● **GIVEN DATA**:

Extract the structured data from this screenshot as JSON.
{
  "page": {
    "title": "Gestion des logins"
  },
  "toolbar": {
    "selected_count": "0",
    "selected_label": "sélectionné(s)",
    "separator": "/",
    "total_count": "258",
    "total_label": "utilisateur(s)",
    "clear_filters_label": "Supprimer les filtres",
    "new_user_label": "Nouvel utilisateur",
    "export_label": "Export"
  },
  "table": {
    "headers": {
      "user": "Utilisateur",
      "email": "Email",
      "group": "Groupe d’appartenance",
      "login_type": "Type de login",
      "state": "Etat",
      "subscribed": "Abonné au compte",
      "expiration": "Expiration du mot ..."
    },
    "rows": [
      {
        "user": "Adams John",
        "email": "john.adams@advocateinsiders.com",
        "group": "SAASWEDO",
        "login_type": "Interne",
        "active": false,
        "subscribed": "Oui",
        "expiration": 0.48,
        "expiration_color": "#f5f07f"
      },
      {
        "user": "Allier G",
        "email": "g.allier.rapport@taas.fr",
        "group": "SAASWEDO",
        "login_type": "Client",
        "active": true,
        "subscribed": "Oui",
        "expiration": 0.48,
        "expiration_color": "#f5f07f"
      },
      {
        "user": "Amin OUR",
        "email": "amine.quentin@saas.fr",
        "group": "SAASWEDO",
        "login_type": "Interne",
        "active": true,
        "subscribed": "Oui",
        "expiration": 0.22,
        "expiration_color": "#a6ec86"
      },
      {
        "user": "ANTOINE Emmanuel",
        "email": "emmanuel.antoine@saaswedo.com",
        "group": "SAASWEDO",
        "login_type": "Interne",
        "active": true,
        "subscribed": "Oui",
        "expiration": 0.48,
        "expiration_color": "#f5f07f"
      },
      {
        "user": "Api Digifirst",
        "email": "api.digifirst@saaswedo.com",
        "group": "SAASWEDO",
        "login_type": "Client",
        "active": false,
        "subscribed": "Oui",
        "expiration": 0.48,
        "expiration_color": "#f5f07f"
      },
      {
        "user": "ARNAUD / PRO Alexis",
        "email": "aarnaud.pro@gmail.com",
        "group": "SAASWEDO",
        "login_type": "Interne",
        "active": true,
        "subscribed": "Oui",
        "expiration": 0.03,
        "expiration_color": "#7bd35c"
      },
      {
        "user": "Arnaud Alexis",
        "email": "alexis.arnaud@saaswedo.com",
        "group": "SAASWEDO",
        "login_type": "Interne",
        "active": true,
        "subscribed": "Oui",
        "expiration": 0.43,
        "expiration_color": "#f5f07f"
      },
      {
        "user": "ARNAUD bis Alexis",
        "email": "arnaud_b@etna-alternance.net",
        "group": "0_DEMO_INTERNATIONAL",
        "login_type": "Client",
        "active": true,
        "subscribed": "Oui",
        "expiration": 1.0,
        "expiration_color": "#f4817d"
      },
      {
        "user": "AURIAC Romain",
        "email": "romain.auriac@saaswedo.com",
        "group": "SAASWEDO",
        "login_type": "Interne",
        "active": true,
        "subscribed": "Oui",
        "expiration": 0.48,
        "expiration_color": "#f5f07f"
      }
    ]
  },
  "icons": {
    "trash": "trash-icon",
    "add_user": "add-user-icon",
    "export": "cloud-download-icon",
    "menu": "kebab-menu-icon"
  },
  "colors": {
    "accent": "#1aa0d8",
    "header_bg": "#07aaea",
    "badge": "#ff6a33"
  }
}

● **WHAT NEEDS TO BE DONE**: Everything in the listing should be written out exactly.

● **TASK ANSWER**:
Extract the structured data from this screenshot as JSON.
{
  "page": {
    "title": "Gestion des logins"
  },
  "toolbar": {
    "selected_count": "0",
    "selected_label": "sélectionné(s)",
    "separator": "/",
    "total_count": "258",
    "total_label": "utilisateur(s)",
    "clear_filters_label": "Supprimer les filtres",
    "new_user_label": "Nouvel utilisateur",
    "export_label": "Export"
  },
  "table": {
    "headers": {
      "user": "Utilisateur",
      "email": "Email",
      "group": "Groupe d’appartenance",
      "login_type": "Type de login",
      "state": "Etat",
      "subscribed": "Abonné au compte",
      "expiration": "Expiration du mot ..."
    },
    "rows": [
      {
        "user": "Adams John",
        "email": "john.adams@advocateinsiders.com",
        "group": "SAASWEDO",
        "login_type": "Interne",
        "active": false,
        "subscribed": "Oui",
        "expiration": 0.48,
        "expiration_color": "#f5f07f"
      },
      {
        "user": "Allier G",
        "email": "g.allier.rapport@taas.fr",
        "group": "SAASWEDO",
        "login_type": "Client",
        "active": true,
        "subscribed": "Oui",
        "expiration": 0.48,
        "expiration_color": "#f5f07f"
      },
      {
        "user": "Amin OUR",
        "email": "amine.quentin@saas.fr",
        "group": "SAASWEDO",
        "login_type": "Interne",
        "active": true,
        "subscribed": "Oui",
        "expiration": 0.22,
        "expiration_color": "#a6ec86"
      },
      {
        "user": "ANTOINE Emmanuel",
        "email": "emmanuel.antoine@saaswedo.com",
        "group": "SAASWEDO",
        "login_type": "Interne",
        "active": true,
        "subscribed": "Oui",
        "expiration": 0.48,
        "expiration_color": "#f5f07f"
      },
      {
        "user": "Api Digifirst",
        "email": "api.digifirst@saaswedo.com",
        "group": "SAASWEDO",
        "login_type": "Client",
        "active": false,
        "subscribed": "Oui",
        "expiration": 0.48,
        "expiration_color": "#f5f07f"
      },
      {
        "user": "ARNAUD / PRO Alexis",
        "email": "aarnaud.pro@gmail.com",
        "group": "SAASWEDO",
        "login_type": "Interne",
        "active": true,
        "subscribed": "Oui",
        "expiration": 0.03,
        "expiration_color": "#7bd35c"
      },
      {
        "user": "Arnaud Alexis",
        "email": "alexis.arnaud@saaswedo.com",
        "group": "SAASWEDO",
        "login_type": "Interne",
        "active": true,
        "subscribed": "Oui",
        "expiration": 0.43,
        "expiration_color": "#f5f07f"
      },
      {
        "user": "ARNAUD bis Alexis",
        "email": "arnaud_b@etna-alternance.net",
        "group": "0_DEMO_INTERNATIONAL",
        "login_type": "Client",
        "active": true,
        "subscribed": "Oui",
        "expiration": 1.0,
        "expiration_color": "#f4817d"
      },
      {
        "user": "AURIAC Romain",
        "email": "romain.auriac@saaswedo.com",
        "group": "SAASWEDO",
        "login_type": "Interne",
        "active": true,
        "subscribed": "Oui",
        "expiration": 0.48,
        "expiration_color": "#f5f07f"
      }
    ]
  },
  "icons": {
    "trash": "trash-icon",
    "add_user": "add-user-icon",
    "export": "cloud-download-icon",
    "menu": "kebab-menu-icon"
  },
  "colors": {
    "accent": "#1aa0d8",
    "header_bg": "#07aaea",
    "badge": "#ff6a33"
  }
}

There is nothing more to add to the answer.